As this project begins, we chose the backend system that best satisfies our business requirements. The vendor is beginning to build our business rules into their system, making it unique for us. Now it is up to us to build the design of the site, the “lipstick and mascara”, to make it our site with a unique look and feel.
As part of the design process, I was talking with a coworker about working with the designer for the site. The designer sent us a list of questions that they would like answered so he can get a feel for our company, our brand, and our brand story. For example: Continue reading
Mike Rowe is best known as the host of the TV show Dirty Jobs. What many people do not know is that Mike Rowe is also an Eagle Scout. He has addressed Boy Scouts on several occassions, sharing his insights to life and how scouting has influenced his life.
One of those occasions was at the recently concluded 2013 Boy Scout National Jamboree. While this speech is geared toward the Scouts in attendance, it is equally applicable to everybody searching for their next career move. Rowe shares why the dumbest advice he ever received was from his high school guidance counselor who told him to “Work Smart NOT Hard.” Continue reading
Baby Boomers, Gen X, Millennials.
In the workplace, there are challenges that come from multiple generations working together. The different generations don’t understand each other and this often leads to problems. Chances are, you work with someone from a different generation and you may have experienced some challenges from not fully understanding the other person’s world view.
Thankfully, this funny training video helps Baby Boomers and Gen X better understand Millennials. Continue reading
Once in a while, we need someone else’s vision in order to understand what we see directly in front of us. There are times that I have felt stuck and didn’t know which way to move, then someone provided a small bit of advice or word of wisdom, and it exposes the chink in the armor of what was keeping me stuck; it’s the 1% inspiration that makes the 99% perspiration possible.
I recently came across a couple small books of inspirational quotes in my collection. These are the quotes that I like best from the books; my 1%. Continue reading
I have had some recent conversations with people regarding changes in how employees should work. Some people advocate for sticking to the traditional 40-hour work week; you show up, do your work, go home, and get paid for your time. Others advocate for a results-only work environment, or ROWE. In ROWE you are tasked with getting a job done and you know what you will be paid to do the job, regardless of how long it takes. If you can get a week’s worth of work done in two days, you get an extra three days off; if it takes 7 days to complete the work, it’s still your responsibility to complete the work and provide the results.
Clearly, the work world is in transition. The Industrial Age introduced the 40-hour work week and we are now accustomed to it. Arguably, many jobs today still operate in this Industrial Age philosophy. However, we are seeing the change toward project-based jobs; more people are working as consultants today than ever before.

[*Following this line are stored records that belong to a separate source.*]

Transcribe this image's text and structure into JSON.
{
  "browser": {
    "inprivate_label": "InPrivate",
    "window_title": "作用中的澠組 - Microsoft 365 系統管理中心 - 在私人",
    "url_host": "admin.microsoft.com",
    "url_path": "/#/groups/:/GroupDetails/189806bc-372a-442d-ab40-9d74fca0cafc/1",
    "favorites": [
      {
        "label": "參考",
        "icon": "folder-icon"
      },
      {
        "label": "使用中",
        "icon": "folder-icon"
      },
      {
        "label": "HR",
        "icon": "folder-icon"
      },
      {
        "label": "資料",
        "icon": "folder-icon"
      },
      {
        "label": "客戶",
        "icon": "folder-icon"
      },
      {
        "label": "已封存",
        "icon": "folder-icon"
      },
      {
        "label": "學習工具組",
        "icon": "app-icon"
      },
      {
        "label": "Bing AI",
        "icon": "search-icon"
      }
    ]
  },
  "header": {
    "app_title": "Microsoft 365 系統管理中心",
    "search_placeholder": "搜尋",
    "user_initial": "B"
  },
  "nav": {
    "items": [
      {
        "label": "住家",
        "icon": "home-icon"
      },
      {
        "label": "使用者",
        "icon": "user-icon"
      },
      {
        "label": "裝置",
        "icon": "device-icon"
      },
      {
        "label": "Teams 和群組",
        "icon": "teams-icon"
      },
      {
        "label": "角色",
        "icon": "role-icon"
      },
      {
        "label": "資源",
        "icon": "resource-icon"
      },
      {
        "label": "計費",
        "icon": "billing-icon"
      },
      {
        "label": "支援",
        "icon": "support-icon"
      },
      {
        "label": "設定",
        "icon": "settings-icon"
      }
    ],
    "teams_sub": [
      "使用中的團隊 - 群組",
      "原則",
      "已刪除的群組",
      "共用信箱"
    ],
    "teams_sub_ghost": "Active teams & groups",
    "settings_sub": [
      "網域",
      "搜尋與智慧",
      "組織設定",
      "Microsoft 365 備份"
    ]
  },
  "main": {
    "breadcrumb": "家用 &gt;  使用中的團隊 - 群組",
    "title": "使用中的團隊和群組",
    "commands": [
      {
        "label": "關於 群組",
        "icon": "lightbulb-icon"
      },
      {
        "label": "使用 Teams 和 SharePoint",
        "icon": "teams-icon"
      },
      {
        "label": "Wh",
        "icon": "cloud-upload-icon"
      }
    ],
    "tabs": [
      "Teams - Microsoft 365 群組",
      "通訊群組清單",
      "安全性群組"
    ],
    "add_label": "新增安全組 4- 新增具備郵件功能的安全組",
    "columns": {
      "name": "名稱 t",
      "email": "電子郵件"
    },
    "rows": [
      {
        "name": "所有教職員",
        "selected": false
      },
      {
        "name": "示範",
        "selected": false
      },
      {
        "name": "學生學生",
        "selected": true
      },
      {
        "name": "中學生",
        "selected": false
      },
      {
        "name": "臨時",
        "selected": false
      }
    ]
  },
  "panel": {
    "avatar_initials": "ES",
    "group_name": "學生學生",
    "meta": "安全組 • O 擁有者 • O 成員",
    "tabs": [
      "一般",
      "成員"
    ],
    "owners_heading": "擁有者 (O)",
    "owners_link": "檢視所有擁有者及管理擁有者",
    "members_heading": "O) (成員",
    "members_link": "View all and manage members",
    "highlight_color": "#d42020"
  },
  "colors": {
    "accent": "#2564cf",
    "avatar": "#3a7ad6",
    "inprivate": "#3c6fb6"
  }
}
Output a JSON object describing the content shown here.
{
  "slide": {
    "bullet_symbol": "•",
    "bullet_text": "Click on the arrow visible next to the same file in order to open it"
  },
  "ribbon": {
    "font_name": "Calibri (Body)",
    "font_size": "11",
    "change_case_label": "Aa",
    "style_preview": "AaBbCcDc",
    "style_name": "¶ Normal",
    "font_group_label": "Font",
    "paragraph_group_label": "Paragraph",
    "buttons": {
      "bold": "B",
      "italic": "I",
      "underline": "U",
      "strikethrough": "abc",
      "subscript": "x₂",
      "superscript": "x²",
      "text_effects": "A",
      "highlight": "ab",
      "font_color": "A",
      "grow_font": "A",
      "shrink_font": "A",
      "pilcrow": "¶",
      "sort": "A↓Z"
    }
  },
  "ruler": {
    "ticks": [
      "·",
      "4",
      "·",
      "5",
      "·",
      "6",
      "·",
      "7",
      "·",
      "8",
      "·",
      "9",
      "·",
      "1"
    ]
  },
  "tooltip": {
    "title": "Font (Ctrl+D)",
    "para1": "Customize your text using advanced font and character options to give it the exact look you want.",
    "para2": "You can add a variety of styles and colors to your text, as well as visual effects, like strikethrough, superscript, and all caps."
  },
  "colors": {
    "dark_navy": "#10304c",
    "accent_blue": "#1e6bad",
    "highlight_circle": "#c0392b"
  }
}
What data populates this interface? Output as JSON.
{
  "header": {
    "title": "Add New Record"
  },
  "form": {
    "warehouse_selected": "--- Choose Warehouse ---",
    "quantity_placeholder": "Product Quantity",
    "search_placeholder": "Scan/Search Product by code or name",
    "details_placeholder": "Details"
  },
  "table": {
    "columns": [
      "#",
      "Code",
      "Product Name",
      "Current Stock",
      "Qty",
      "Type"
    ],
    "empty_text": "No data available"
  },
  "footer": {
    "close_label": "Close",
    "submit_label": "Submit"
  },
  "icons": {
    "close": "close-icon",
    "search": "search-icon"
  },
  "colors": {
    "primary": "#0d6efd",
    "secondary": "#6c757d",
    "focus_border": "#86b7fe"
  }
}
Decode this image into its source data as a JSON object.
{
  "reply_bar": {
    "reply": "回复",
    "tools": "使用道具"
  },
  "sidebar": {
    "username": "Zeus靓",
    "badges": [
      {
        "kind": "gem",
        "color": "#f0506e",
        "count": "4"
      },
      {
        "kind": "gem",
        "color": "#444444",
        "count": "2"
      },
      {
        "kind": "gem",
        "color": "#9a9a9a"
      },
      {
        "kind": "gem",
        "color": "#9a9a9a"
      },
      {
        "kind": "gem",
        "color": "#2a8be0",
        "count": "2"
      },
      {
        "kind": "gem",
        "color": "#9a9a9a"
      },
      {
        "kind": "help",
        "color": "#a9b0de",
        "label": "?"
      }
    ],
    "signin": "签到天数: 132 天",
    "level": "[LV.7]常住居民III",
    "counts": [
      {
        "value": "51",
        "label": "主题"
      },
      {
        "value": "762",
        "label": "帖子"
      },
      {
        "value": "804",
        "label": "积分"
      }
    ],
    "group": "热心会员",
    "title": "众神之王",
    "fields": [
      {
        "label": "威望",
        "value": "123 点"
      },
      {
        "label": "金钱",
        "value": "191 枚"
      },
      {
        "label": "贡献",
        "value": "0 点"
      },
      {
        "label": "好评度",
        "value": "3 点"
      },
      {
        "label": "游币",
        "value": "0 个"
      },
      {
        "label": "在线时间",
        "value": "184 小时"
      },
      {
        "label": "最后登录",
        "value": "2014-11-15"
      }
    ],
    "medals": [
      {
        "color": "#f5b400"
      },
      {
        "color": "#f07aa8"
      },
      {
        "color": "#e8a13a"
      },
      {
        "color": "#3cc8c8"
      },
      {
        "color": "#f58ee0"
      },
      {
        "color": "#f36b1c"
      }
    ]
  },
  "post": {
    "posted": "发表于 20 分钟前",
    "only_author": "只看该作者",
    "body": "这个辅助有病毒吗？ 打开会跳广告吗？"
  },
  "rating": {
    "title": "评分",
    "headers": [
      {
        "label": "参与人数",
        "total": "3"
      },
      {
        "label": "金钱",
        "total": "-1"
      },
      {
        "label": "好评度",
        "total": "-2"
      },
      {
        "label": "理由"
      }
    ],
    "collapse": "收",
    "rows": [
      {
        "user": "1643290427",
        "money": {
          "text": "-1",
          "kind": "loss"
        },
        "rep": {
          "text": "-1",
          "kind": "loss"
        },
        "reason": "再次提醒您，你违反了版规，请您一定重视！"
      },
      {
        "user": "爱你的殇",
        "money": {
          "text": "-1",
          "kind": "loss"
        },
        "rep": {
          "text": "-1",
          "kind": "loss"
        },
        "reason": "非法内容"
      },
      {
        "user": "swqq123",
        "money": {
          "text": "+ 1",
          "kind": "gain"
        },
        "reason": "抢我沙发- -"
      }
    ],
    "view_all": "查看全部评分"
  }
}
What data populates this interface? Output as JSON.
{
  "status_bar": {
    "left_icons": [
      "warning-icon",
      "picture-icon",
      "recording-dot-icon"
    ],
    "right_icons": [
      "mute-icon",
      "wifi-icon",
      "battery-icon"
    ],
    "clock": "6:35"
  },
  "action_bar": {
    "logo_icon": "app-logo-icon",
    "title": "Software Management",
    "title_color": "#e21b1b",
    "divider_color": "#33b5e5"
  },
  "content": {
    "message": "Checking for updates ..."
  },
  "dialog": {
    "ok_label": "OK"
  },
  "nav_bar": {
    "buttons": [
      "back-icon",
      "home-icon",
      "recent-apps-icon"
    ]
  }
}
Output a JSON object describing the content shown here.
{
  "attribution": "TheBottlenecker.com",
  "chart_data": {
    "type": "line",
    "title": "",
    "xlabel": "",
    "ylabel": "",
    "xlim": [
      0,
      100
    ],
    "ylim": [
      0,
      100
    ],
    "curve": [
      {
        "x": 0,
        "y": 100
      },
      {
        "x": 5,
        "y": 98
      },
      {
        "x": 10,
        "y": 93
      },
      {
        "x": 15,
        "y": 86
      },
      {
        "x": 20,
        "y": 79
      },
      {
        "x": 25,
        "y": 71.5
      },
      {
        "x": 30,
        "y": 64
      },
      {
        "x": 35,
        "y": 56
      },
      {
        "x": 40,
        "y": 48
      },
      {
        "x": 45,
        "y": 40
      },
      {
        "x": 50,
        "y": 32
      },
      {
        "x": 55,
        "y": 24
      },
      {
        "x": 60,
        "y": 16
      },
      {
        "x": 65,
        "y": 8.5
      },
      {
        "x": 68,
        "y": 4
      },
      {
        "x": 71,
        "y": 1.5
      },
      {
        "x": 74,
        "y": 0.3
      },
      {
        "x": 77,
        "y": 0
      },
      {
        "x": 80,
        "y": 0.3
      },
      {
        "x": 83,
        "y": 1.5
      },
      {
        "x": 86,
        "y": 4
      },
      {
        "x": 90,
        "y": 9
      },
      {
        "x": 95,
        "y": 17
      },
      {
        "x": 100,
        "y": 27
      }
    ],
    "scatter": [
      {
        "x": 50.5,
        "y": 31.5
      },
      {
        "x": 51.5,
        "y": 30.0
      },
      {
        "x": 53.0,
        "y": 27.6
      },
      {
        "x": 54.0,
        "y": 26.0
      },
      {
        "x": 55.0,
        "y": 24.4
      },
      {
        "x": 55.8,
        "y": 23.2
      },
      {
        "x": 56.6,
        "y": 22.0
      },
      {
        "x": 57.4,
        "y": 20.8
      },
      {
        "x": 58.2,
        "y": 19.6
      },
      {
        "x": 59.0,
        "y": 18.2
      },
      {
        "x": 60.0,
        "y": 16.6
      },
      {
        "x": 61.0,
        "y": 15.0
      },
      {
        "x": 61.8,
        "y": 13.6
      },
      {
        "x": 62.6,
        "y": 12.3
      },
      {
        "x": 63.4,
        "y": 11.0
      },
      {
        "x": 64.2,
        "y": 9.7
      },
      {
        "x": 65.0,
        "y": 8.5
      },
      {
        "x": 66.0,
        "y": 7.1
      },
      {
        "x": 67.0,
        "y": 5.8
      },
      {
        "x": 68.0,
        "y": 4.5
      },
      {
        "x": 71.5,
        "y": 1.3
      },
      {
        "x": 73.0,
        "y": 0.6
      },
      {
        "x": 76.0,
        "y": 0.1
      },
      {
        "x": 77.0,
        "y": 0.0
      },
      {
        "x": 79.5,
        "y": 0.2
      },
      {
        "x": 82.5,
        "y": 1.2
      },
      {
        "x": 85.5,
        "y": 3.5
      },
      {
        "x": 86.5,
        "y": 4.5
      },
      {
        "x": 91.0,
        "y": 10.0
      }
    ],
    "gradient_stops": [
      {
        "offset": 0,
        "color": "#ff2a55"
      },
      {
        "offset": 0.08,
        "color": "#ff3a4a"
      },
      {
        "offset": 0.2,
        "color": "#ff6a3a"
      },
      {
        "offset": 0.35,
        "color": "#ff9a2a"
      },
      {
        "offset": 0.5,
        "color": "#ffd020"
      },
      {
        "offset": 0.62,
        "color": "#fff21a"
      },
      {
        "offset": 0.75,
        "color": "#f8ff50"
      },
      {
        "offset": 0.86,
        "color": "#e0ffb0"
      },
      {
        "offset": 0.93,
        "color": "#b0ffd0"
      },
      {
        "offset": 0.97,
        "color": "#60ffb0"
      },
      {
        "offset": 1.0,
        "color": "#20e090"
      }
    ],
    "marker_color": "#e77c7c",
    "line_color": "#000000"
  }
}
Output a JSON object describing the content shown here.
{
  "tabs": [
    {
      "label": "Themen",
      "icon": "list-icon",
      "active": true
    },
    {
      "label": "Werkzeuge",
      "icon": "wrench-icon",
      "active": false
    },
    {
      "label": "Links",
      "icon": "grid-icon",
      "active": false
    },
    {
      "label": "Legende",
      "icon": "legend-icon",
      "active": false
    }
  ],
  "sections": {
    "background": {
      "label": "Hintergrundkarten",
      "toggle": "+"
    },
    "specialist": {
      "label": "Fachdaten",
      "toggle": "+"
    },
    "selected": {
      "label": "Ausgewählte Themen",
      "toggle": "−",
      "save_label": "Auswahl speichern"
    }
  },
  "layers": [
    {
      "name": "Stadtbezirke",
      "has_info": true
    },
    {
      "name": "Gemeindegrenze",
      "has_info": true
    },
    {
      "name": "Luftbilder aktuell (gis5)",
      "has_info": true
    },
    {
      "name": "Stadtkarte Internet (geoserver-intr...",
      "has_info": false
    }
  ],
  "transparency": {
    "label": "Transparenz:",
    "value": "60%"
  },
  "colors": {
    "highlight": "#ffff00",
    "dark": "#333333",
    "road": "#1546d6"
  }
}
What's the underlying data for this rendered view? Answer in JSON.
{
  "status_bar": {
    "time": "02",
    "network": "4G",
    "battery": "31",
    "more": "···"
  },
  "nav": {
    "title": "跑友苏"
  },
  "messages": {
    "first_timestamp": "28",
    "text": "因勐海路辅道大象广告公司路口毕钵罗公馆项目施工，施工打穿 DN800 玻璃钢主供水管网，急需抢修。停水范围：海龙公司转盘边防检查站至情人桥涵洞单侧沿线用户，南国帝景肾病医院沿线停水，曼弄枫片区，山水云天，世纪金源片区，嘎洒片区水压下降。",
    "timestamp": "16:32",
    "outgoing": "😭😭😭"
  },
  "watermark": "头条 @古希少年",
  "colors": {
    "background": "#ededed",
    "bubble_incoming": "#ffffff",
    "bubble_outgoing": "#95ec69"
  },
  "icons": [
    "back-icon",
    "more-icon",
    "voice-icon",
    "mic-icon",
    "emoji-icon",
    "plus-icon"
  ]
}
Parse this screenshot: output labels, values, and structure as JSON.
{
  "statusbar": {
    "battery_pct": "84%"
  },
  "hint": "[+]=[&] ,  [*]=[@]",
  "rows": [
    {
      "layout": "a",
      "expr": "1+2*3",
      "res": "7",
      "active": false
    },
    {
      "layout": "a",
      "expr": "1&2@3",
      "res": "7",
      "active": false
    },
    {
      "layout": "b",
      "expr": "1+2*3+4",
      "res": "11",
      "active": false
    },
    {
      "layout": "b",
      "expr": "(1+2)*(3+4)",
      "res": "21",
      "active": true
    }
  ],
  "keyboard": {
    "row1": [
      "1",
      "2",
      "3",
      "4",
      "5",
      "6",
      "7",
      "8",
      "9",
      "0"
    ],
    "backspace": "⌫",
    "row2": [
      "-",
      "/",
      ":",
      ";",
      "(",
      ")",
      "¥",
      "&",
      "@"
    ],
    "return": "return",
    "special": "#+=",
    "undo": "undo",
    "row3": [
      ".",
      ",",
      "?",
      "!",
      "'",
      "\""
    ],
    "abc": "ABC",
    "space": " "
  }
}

There is natural resistance to change; this is a normal human reaction. We tell ourselves, “I’m quite comfortable where I am. Don’t make me move somewhere else that might not be as comfortable.” So we keep our old, broken-down recliner because it is perfectly molded to our butt, not someone else’s. We treasure that old pair of well-worn jeans because they fit “just right.” And we continue to maintain that the 40-hour, M-F, 8-5 work week is the right way to earn an income. Continue reading